Sentiment Spotlight: Gender and Culture in the Oscars

By: Dheepan Ramanan

January 26, 2016

CEM Programs
CEM Solutions
Customer Engagement
customer experience
customer experience management
Customer Feedback
Sentiment Analysis
Social Customer Care
Social Engagement
social listening
social media
text analytics

This year’s Oscar’s are rife with controversy and potential boycotts due to the lack of minority representation in nominations. Predictable as this disappointment was to many, analyzing the past Oscars nominees reveals several other consistent patterns and trends. Overall, our data indicates a strong partiality when it comes to both the gender of directors and the genre of films.

Data scraped from IMDB illustrates that a heavy genre bias prevails when it comes to both the types of films that nominated and the average scores they accumulate. According to the results of the study, 90% of nominated films fall into the Drama category. The second most prevalent genre is the Biopic (biography), which claims 26% of nominees. Comparatively, Sports, Family movies, Musicals, Animation films, and Westerns rarely receive a nod from the academy awards. Moreover, a wide genre gap exists in regards to the base amount of gross theater revenues: to receive an Oscar nomination in a less traditional genre (such as Action), a given film must average close to $290 million at the US Box Office.

Our findings demonstrate that cultural relevance is of critical importance for non-drama genre films to win nominations. This genre discrepancy is also seen with Animated films, which rarely win Oscar nominations. In 2016, the two Animation nominees were both Pixar movies with a US Box Office average of $414 million and boasted an audience score of 98.5% on Rotten Tomatoes. Comparatively, the Drama films selected averaged only $79 million at the US Box Office and a Rotten Tomatoes rating of 82% and 81% for critics and audience respectively. The data clearly shows that the Oscar standards for Animation films are much higher than that of Drama films.

Surprisingly, Romance films are the third most common nominated genre, however, most films received comparatively low Box Office revenues and meager approval ratings on Rotten Tomatoes. Not surprisingly, CGI effects and Sex Appeal appear much less often in Oscar winners, averaging 35% and 29% fewer mentions respectively.

In terms of suggestions for marketers, our findings show that Oscar winners have the fewest
mention of trailers of the three groups (Oscar winners, summer blockbusters, and Oscar nominees). A full 5% of summer blockbuster movies mention the trailer in the reviews, compared to 3.1% of Oscar nominees and only 1.8% of Oscar winners. Oscar winners and nominees have nearly identical sentiment in this regard, which leads to the conclusion that a popular trailer is a positive but unimportant influence: as the movie itself is of the utmost importance to reviewers.

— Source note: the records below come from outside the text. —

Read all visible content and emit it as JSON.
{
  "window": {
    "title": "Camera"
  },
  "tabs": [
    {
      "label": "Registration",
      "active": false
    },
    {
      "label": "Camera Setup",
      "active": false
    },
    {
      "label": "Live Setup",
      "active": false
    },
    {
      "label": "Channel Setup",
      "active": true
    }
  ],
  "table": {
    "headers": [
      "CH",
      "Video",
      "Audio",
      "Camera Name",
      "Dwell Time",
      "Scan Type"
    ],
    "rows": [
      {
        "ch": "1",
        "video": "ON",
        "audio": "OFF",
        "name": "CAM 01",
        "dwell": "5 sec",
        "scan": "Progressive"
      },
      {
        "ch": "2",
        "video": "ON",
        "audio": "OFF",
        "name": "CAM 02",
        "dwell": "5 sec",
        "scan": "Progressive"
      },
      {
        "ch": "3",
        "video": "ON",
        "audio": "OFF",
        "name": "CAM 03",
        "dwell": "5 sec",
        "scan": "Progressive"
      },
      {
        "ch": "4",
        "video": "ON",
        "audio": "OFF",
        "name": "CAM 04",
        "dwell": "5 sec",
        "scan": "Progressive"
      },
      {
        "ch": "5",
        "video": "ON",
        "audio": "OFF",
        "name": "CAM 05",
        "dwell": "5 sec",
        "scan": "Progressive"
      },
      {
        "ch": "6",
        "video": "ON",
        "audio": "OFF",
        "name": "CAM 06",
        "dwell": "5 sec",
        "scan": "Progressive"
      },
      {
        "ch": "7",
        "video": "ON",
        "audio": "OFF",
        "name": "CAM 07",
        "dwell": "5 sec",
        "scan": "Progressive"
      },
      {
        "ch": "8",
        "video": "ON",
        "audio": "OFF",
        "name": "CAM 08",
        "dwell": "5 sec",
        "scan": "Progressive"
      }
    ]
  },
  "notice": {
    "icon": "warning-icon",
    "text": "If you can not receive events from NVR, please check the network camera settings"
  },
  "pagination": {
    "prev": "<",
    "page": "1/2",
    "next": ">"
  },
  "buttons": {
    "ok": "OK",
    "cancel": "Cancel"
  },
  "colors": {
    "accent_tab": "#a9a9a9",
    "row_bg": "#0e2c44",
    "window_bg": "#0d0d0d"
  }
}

Additionally, our data analytics findings shed light on a striking gender bias in the academy awards committee selections in regards to both the films and the directors themselves. Since 2000, only five Oscar-nominated films have had women directors; all other films had male directors. In fact, only the female film director to win the Oscar for Best Picture was The Hurt Locker, (2009) directed by Kathryn Bigelow.

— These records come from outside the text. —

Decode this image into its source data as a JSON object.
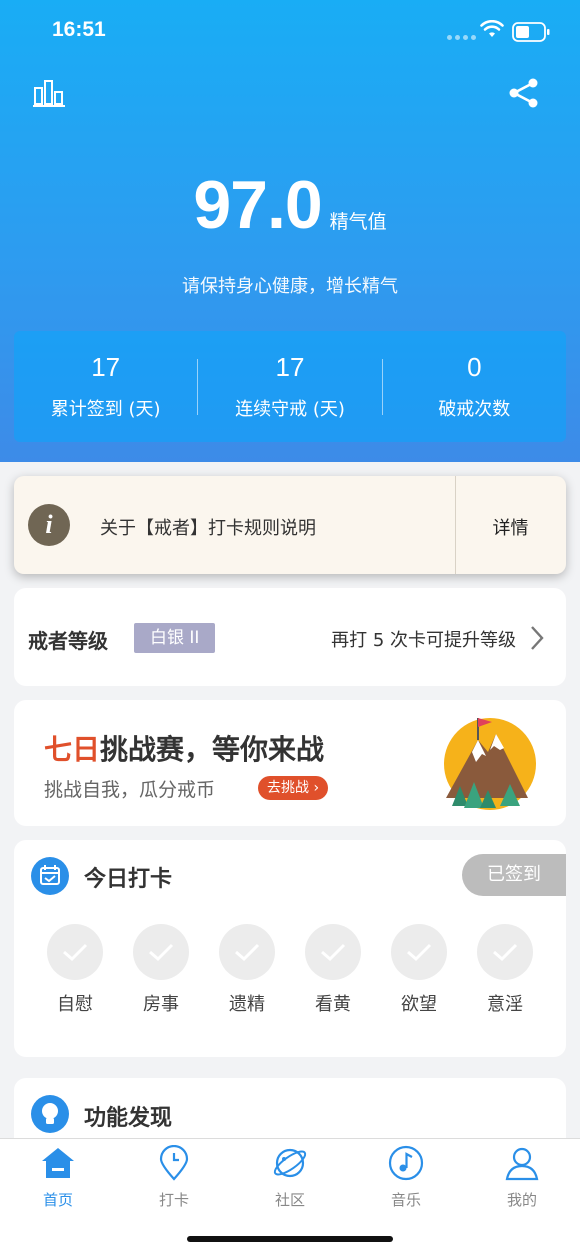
{
  "status_bar": {
    "time": "16:51"
  },
  "header": {
    "value": "97.0",
    "value_unit": "精气值",
    "motto": "请保持身心健康，增长精气"
  },
  "stats": [
    {
      "value": "17",
      "label": "累计签到 (天)"
    },
    {
      "value": "17",
      "label": "连续守戒 (天)"
    },
    {
      "value": "0",
      "label": "破戒次数"
    }
  ],
  "notice": {
    "text": "关于【戒者】打卡规则说明",
    "detail_label": "详情"
  },
  "level": {
    "title": "戒者等级",
    "badge": "白银 II",
    "hint": "再打 5 次卡可提升等级"
  },
  "challenge": {
    "title_highlight": "七日",
    "title_rest": "挑战赛，等你来战",
    "subtitle": "挑战自我，瓜分戒币",
    "button": "去挑战"
  },
  "checkin": {
    "title": "今日打卡",
    "status": "已签到",
    "items": [
      "自慰",
      "房事",
      "遗精",
      "看黄",
      "欲望",
      "意淫"
    ]
  },
  "features": {
    "title": "功能发现"
  },
  "tabbar": [
    {
      "label": "首页",
      "icon": "home-icon",
      "active": true
    },
    {
      "label": "打卡",
      "icon": "location-pin-icon",
      "active": false
    },
    {
      "label": "社区",
      "icon": "planet-icon",
      "active": false
    },
    {
      "label": "音乐",
      "icon": "music-note-icon",
      "active": false
    },
    {
      "label": "我的",
      "icon": "user-icon",
      "active": false
    }
  ],
  "colors": {
    "accent": "#2a8fe8",
    "challenge_red": "#e0502b",
    "badge": "#a9a9c8"
  }
}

Interestingly, IMDB’s database of reviews are dominated by men, and the Oscar winners, in particular, are even more gender-biased. Our data shows that women tend to rate Oscar winners 13% less often than Oscar nominees. Our findings reveal that women view and rate Oscar film winners less often, and even experience lower emotional resonance with the winning films compared to men. These results reflect the bias of the Oscar selection committee, which selects film winners overwhelmingly favored by male audiences. In light of these findings, it seems fitting that the top phrases used on IMDB to describe Oscar nominee film plots are: “death,” “murder,” “slavery,” and “war.”

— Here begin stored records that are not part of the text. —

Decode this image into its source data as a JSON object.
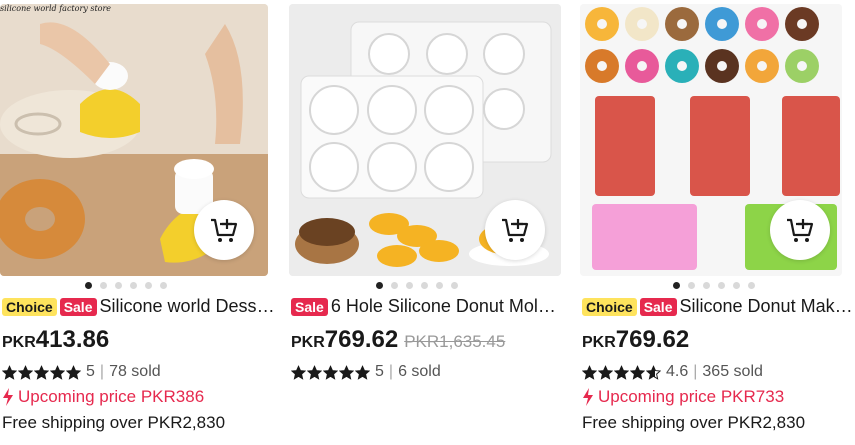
{
  "colors": {
    "sale_red": "#e6294e",
    "choice_yellow": "#fee35d",
    "text": "#191919",
    "muted": "#999999"
  },
  "products": [
    {
      "watermark": "silicone world factory store",
      "badges": {
        "choice": "Choice",
        "sale": "Sale"
      },
      "title": "Silicone world Desse…",
      "currency": "PKR",
      "price": "413.86",
      "rating": "5",
      "rating_stars": 5,
      "sold": "78 sold",
      "upcoming": "Upcoming price PKR386",
      "shipping": "Free shipping over PKR2,830",
      "carousel_index": 0,
      "carousel_count": 6
    },
    {
      "badges": {
        "sale": "Sale"
      },
      "title": "6 Hole Silicone Donut Mol…",
      "currency": "PKR",
      "price": "769.62",
      "original_price": "PKR1,635.45",
      "rating": "5",
      "rating_stars": 5,
      "sold": "6 sold",
      "carousel_index": 0,
      "carousel_count": 6
    },
    {
      "badges": {
        "choice": "Choice",
        "sale": "Sale"
      },
      "title": "Silicone Donut Mak…",
      "currency": "PKR",
      "price": "769.62",
      "rating": "4.6",
      "rating_stars": 4.6,
      "sold": "365 sold",
      "upcoming": "Upcoming price PKR733",
      "shipping": "Free shipping over PKR2,830",
      "carousel_index": 0,
      "carousel_count": 6
    }
  ],
  "icons": {
    "cart": "add-to-cart-icon",
    "star": "star-icon",
    "lightning": "lightning-icon"
  }
}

wordcoudIn many ways, the Oscars are an anachronism. The small and homogenous selection committee harkens back to an era where the tastes of an exclusive group defined popular culture. From these findings and the cultural reaction to the nominations, it’s clear that we need updated standards that define what is “Oscar worthy”.


Dheepan Ramanan is a data scientist at Clarabridge. Follow him on Twitter @DheepanRamanan.